From the data below, repeat everything exactly except the images.

> Data in this exercise
#####
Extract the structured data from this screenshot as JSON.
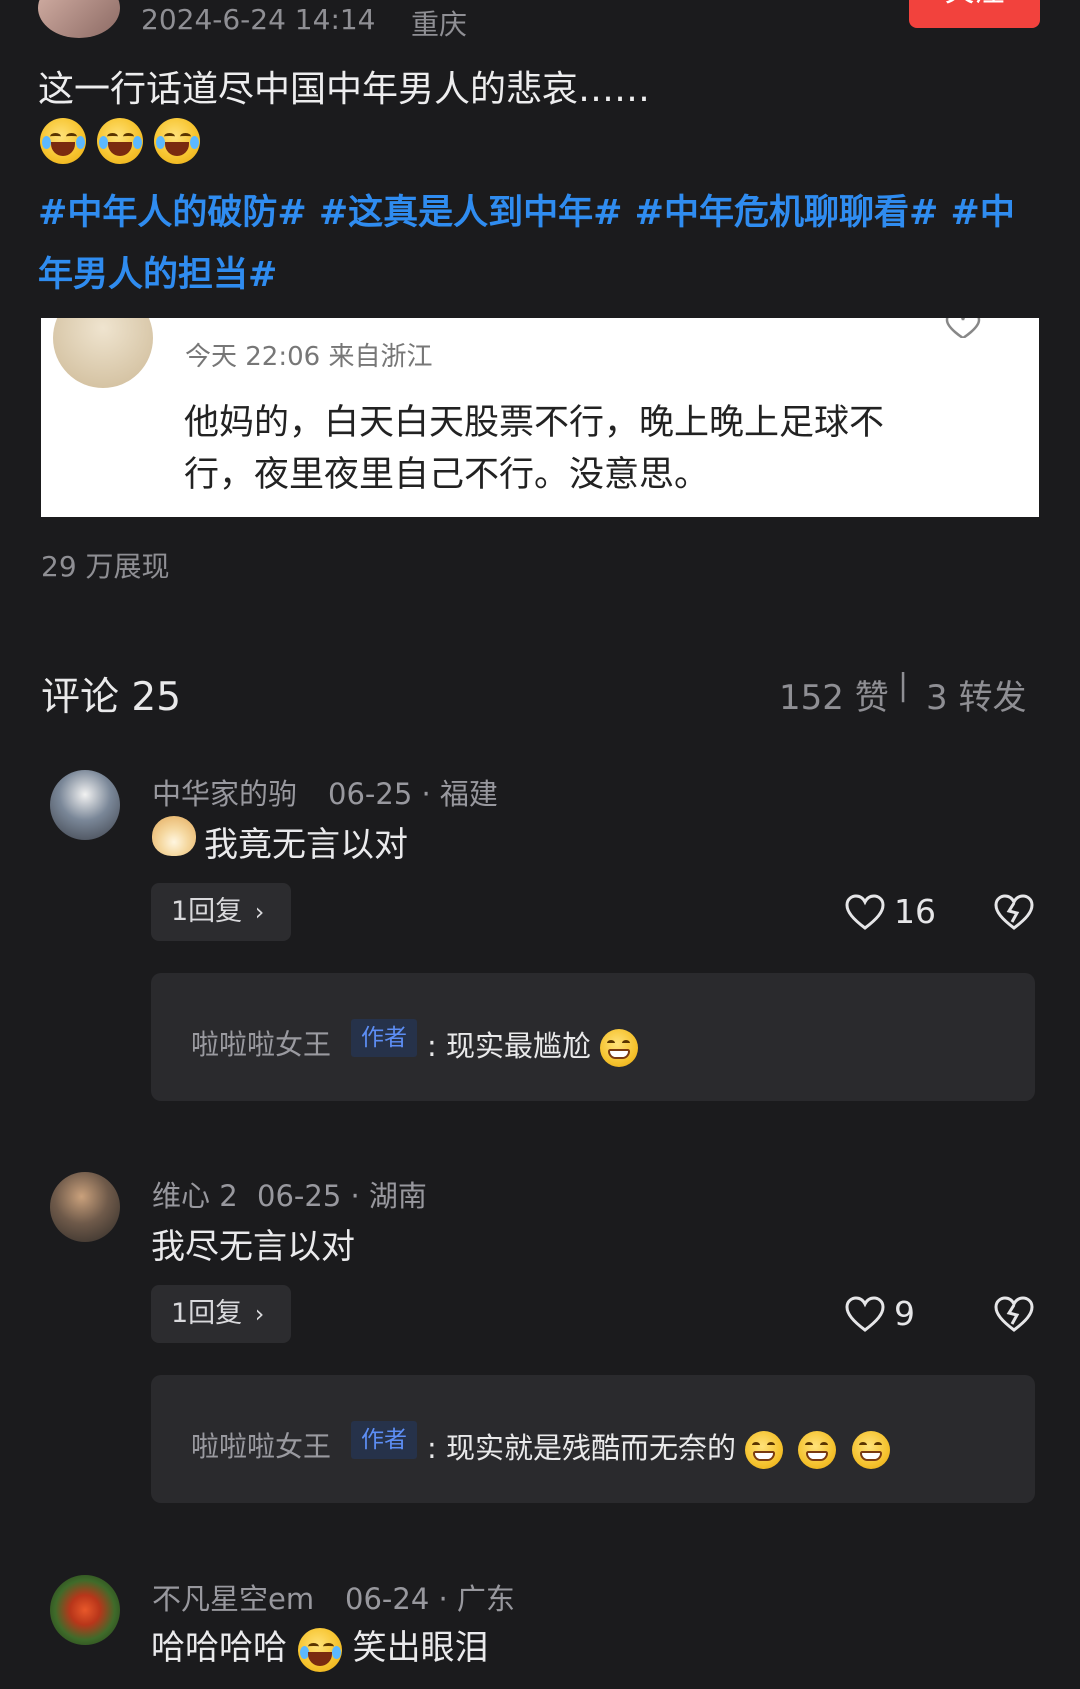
{
  "post": {
    "timestamp": "2024-6-24 14:14",
    "location": "重庆",
    "follow_label": "关注",
    "text": "这一行话道尽中国中年男人的悲哀……",
    "hashtags_line1": "#中年人的破防# #这真是人到中年# #中年危机聊聊看# #中",
    "hashtags_line2": "年男人的担当#",
    "impressions": "29 万展现"
  },
  "embedded_screenshot": {
    "meta": "今天 22:06 来自浙江",
    "line1": "他妈的，白天白天股票不行，晚上晚上足球不",
    "line2": "行，夜里夜里自己不行。没意思。"
  },
  "comments_header": {
    "title": "评论 25",
    "likes": "152 赞",
    "separator": "|",
    "shares": "3 转发"
  },
  "comments": [
    {
      "user": "中华家的驹",
      "meta": "06-25 · 福建",
      "text": "我竟无言以对",
      "reply_btn": "1回复",
      "likes": "16",
      "reply": {
        "user": "啦啦啦女王",
        "tag": "作者",
        "text": ": 现实最尴尬"
      }
    },
    {
      "user": "维心 2",
      "meta": "06-25 · 湖南",
      "text": "我尽无言以对",
      "reply_btn": "1回复",
      "likes": "9",
      "reply": {
        "user": "啦啦啦女王",
        "tag": "作者",
        "text": ": 现实就是残酷而无奈的"
      }
    },
    {
      "user": "不凡星空em",
      "meta": "06-24 · 广东",
      "text_a": "哈哈哈哈",
      "text_b": "笑出眼泪"
    }
  ],
  "colors": {
    "background": "#1b1b1d",
    "hashtag": "#2f8cf0",
    "follow": "#f2423d",
    "author_tag": "#5d8ef5"
  }
}
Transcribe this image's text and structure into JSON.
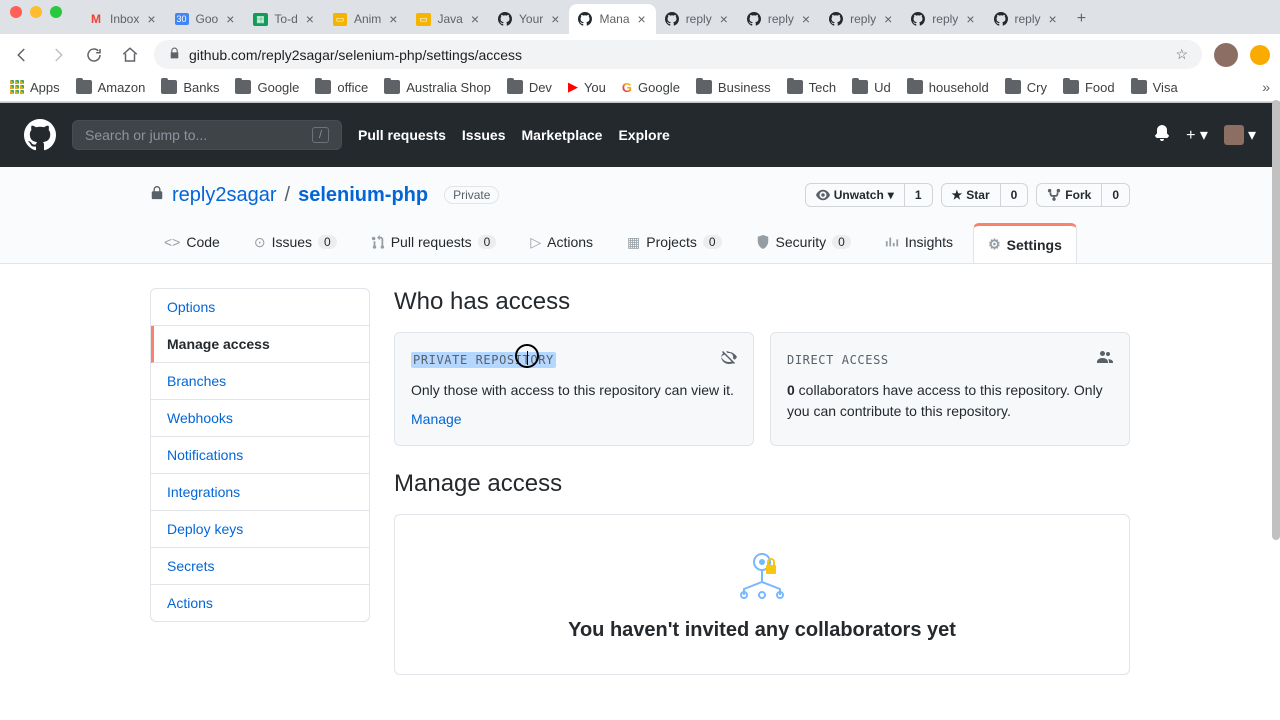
{
  "browser": {
    "tabs": [
      {
        "title": "Inbox",
        "fav": "gmail"
      },
      {
        "title": "Goo",
        "fav": "cal"
      },
      {
        "title": "To-d",
        "fav": "sheets"
      },
      {
        "title": "Anim",
        "fav": "slides"
      },
      {
        "title": "Java",
        "fav": "slides"
      },
      {
        "title": "Your",
        "fav": "gh"
      },
      {
        "title": "Mana",
        "fav": "gh",
        "active": true
      },
      {
        "title": "reply",
        "fav": "gh"
      },
      {
        "title": "reply",
        "fav": "gh"
      },
      {
        "title": "reply",
        "fav": "gh"
      },
      {
        "title": "reply",
        "fav": "gh"
      },
      {
        "title": "reply",
        "fav": "gh"
      }
    ],
    "url": "github.com/reply2sagar/selenium-php/settings/access",
    "bookmarks": [
      "Apps",
      "Amazon",
      "Banks",
      "Google",
      "office",
      "Australia Shop",
      "Dev",
      "You",
      "Google",
      "Business",
      "Tech",
      "Ud",
      "household",
      "Cry",
      "Food",
      "Visa"
    ]
  },
  "gh": {
    "search_placeholder": "Search or jump to...",
    "nav": {
      "pulls": "Pull requests",
      "issues": "Issues",
      "market": "Marketplace",
      "explore": "Explore"
    }
  },
  "repo": {
    "owner": "reply2sagar",
    "name": "selenium-php",
    "visibility": "Private",
    "watch": {
      "label": "Unwatch",
      "count": "1"
    },
    "star": {
      "label": "Star",
      "count": "0"
    },
    "fork": {
      "label": "Fork",
      "count": "0"
    },
    "tabs": {
      "code": "Code",
      "issues": "Issues",
      "issues_c": "0",
      "pulls": "Pull requests",
      "pulls_c": "0",
      "actions": "Actions",
      "projects": "Projects",
      "projects_c": "0",
      "security": "Security",
      "security_c": "0",
      "insights": "Insights",
      "settings": "Settings"
    }
  },
  "sidebar": {
    "items": [
      "Options",
      "Manage access",
      "Branches",
      "Webhooks",
      "Notifications",
      "Integrations",
      "Deploy keys",
      "Secrets",
      "Actions"
    ],
    "active_index": 1
  },
  "page": {
    "h_who": "Who has access",
    "card_private": {
      "title": "PRIVATE REPOSITORY",
      "body": "Only those with access to this repository can view it.",
      "link": "Manage"
    },
    "card_direct": {
      "title": "DIRECT ACCESS",
      "body_prefix": "0",
      "body": " collaborators have access to this repository. Only you can contribute to this repository."
    },
    "h_manage": "Manage access",
    "empty_h": "You haven't invited any collaborators yet"
  }
}
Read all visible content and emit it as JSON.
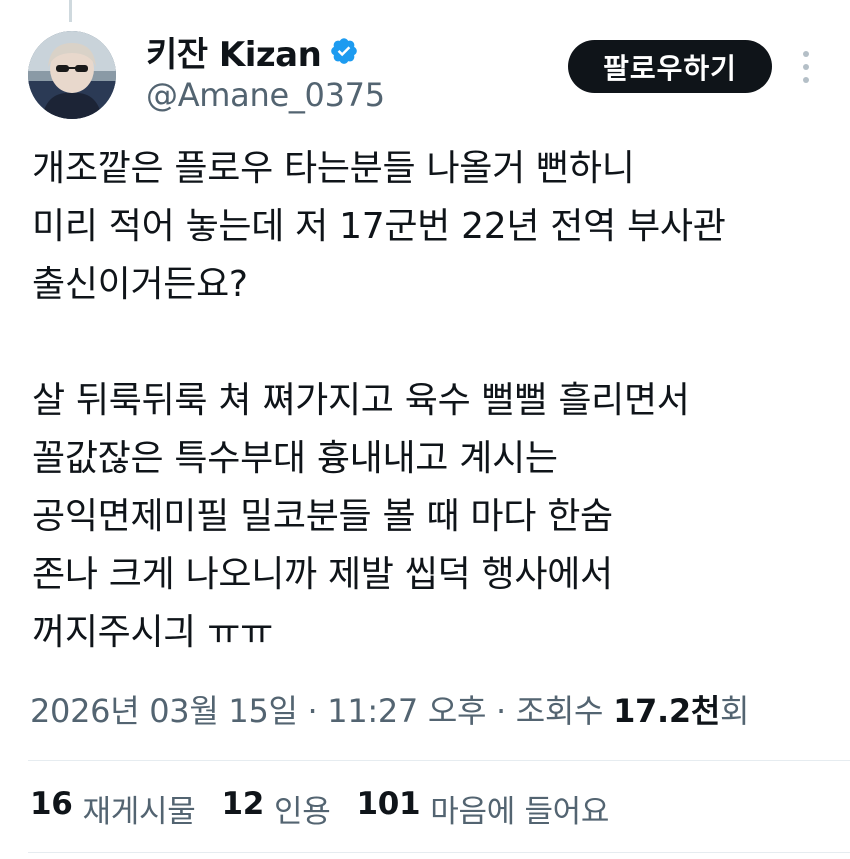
{
  "author": {
    "display_name": "키잔 Kizan",
    "handle": "@Amane_0375",
    "verified": true
  },
  "follow_button": {
    "label": "팔로우하기"
  },
  "tweet": {
    "paragraph1": "개조깥은 플로우 타는분들 나올거 뻔하니\n미리 적어 놓는데 저 17군번 22년 전역 부사관\n출신이거든요?",
    "paragraph2": "살 뒤룩뒤룩 쳐 쪄가지고 육수 뻘뻘 흘리면서\n꼴값잖은 특수부대 흉내내고 계시는\n공익면제미필 밀코분들 볼 때 마다 한숨\n존나 크게 나오니까 제발 씹덕 행사에서\n꺼지주시긔 ㅠㅠ"
  },
  "meta": {
    "date": "2026년 03월 15일",
    "sep1": " · ",
    "time": "11:27 오후",
    "sep2": " · ",
    "views_label": "조회수 ",
    "views_count": "17.2천",
    "views_suffix": "회"
  },
  "stats": {
    "reposts_count": "16",
    "reposts_label": "재게시물",
    "quotes_count": "12",
    "quotes_label": "인용",
    "likes_count": "101",
    "likes_label": "마음에 들어요"
  },
  "colors": {
    "text_primary": "#0f1419",
    "text_secondary": "#536471",
    "verified_blue": "#1d9bf0",
    "follow_bg": "#0f1419",
    "divider": "#e6ecf0"
  }
}
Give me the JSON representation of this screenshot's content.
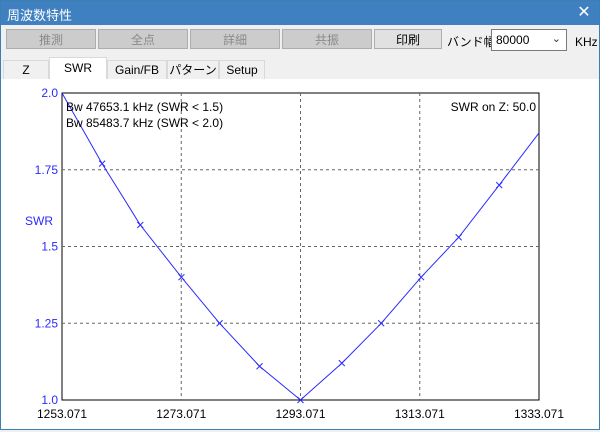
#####
> Result for this exercise
Extract the structured data from this screenshot as JSON.
{
  "post": {
    "timestamp": "2024-6-24 14:14",
    "location": "重庆",
    "follow_label": "关注",
    "text": "这一行话道尽中国中年男人的悲哀……",
    "hashtags_line1": "#中年人的破防# #这真是人到中年# #中年危机聊聊看# #中",
    "hashtags_line2": "年男人的担当#",
    "impressions": "29 万展现"
  },
  "embedded_screenshot": {
    "meta": "今天 22:06 来自浙江",
    "line1": "他妈的，白天白天股票不行，晚上晚上足球不",
    "line2": "行，夜里夜里自己不行。没意思。"
  },
  "comments_header": {
    "title": "评论 25",
    "likes": "152 赞",
    "separator": "|",
    "shares": "3 转发"
  },
  "comments": [
    {
      "user": "中华家的驹",
      "meta": "06-25 · 福建",
      "text": "我竟无言以对",
      "reply_btn": "1回复",
      "likes": "16",
      "reply": {
        "user": "啦啦啦女王",
        "tag": "作者",
        "text": ": 现实最尴尬"
      }
    },
    {
      "user": "维心 2",
      "meta": "06-25 · 湖南",
      "text": "我尽无言以对",
      "reply_btn": "1回复",
      "likes": "9",
      "reply": {
        "user": "啦啦啦女王",
        "tag": "作者",
        "text": ": 现实就是残酷而无奈的"
      }
    },
    {
      "user": "不凡星空em",
      "meta": "06-24 · 广东",
      "text_a": "哈哈哈哈",
      "text_b": "笑出眼泪"
    }
  ],
  "colors": {
    "background": "#1b1b1d",
    "hashtag": "#2f8cf0",
    "follow": "#f2423d",
    "author_tag": "#5d8ef5"
  }
}
Transcribe this image's text and structure into JSON.
{
  "browser": {
    "tabs": [
      {
        "title": "Inbox",
        "fav": "gmail"
      },
      {
        "title": "Goo",
        "fav": "cal"
      },
      {
        "title": "To-d",
        "fav": "sheets"
      },
      {
        "title": "Anim",
        "fav": "slides"
      },
      {
        "title": "Java",
        "fav": "slides"
      },
      {
        "title": "Your",
        "fav": "gh"
      },
      {
        "title": "Mana",
        "fav": "gh",
        "active": true
      },
      {
        "title": "reply",
        "fav": "gh"
      },
      {
        "title": "reply",
        "fav": "gh"
      },
      {
        "title": "reply",
        "fav": "gh"
      },
      {
        "title": "reply",
        "fav": "gh"
      },
      {
        "title": "reply",
        "fav": "gh"
      }
    ],
    "url": "github.com/reply2sagar/selenium-php/settings/access",
    "bookmarks": [
      "Apps",
      "Amazon",
      "Banks",
      "Google",
      "office",
      "Australia Shop",
      "Dev",
      "You",
      "Google",
      "Business",
      "Tech",
      "Ud",
      "household",
      "Cry",
      "Food",
      "Visa"
    ]
  },
  "gh": {
    "search_placeholder": "Search or jump to...",
    "nav": {
      "pulls": "Pull requests",
      "issues": "Issues",
      "market": "Marketplace",
      "explore": "Explore"
    }
  },
  "repo": {
    "owner": "reply2sagar",
    "name": "selenium-php",
    "visibility": "Private",
    "watch": {
      "label": "Unwatch",
      "count": "1"
    },
    "star": {
      "label": "Star",
      "count": "0"
    },
    "fork": {
      "label": "Fork",
      "count": "0"
    },
    "tabs": {
      "code": "Code",
      "issues": "Issues",
      "issues_c": "0",
      "pulls": "Pull requests",
      "pulls_c": "0",
      "actions": "Actions",
      "projects": "Projects",
      "projects_c": "0",
      "security": "Security",
      "security_c": "0",
      "insights": "Insights",
      "settings": "Settings"
    }
  },
  "sidebar": {
    "items": [
      "Options",
      "Manage access",
      "Branches",
      "Webhooks",
      "Notifications",
      "Integrations",
      "Deploy keys",
      "Secrets",
      "Actions"
    ],
    "active_index": 1
  },
  "page": {
    "h_who": "Who has access",
    "card_private": {
      "title": "PRIVATE REPOSITORY",
      "body": "Only those with access to this repository can view it.",
      "link": "Manage"
    },
    "card_direct": {
      "title": "DIRECT ACCESS",
      "body_prefix": "0",
      "body": " collaborators have access to this repository. Only you can contribute to this repository."
    },
    "h_manage": "Manage access",
    "empty_h": "You haven't invited any collaborators yet"
  }
}
Read all visible content and emit it as JSON.
{
  "author": {
    "display_name": "키잔 Kizan",
    "handle": "@Amane_0375",
    "verified": true
  },
  "follow_button": {
    "label": "팔로우하기"
  },
  "tweet": {
    "paragraph1": "개조깥은 플로우 타는분들 나올거 뻔하니\n미리 적어 놓는데 저 17군번 22년 전역 부사관\n출신이거든요?",
    "paragraph2": "살 뒤룩뒤룩 쳐 쪄가지고 육수 뻘뻘 흘리면서\n꼴값잖은 특수부대 흉내내고 계시는\n공익면제미필 밀코분들 볼 때 마다 한숨\n존나 크게 나오니까 제발 씹덕 행사에서\n꺼지주시긔 ㅠㅠ"
  },
  "meta": {
    "date": "2026년 03월 15일",
    "sep1": " · ",
    "time": "11:27 오후",
    "sep2": " · ",
    "views_label": "조회수 ",
    "views_count": "17.2천",
    "views_suffix": "회"
  },
  "stats": {
    "reposts_count": "16",
    "reposts_label": "재게시물",
    "quotes_count": "12",
    "quotes_label": "인용",
    "likes_count": "101",
    "likes_label": "마음에 들어요"
  },
  "colors": {
    "text_primary": "#0f1419",
    "text_secondary": "#536471",
    "verified_blue": "#1d9bf0",
    "follow_bg": "#0f1419",
    "divider": "#e6ecf0"
  }
}
Give me the JSON representation of this screenshot's content.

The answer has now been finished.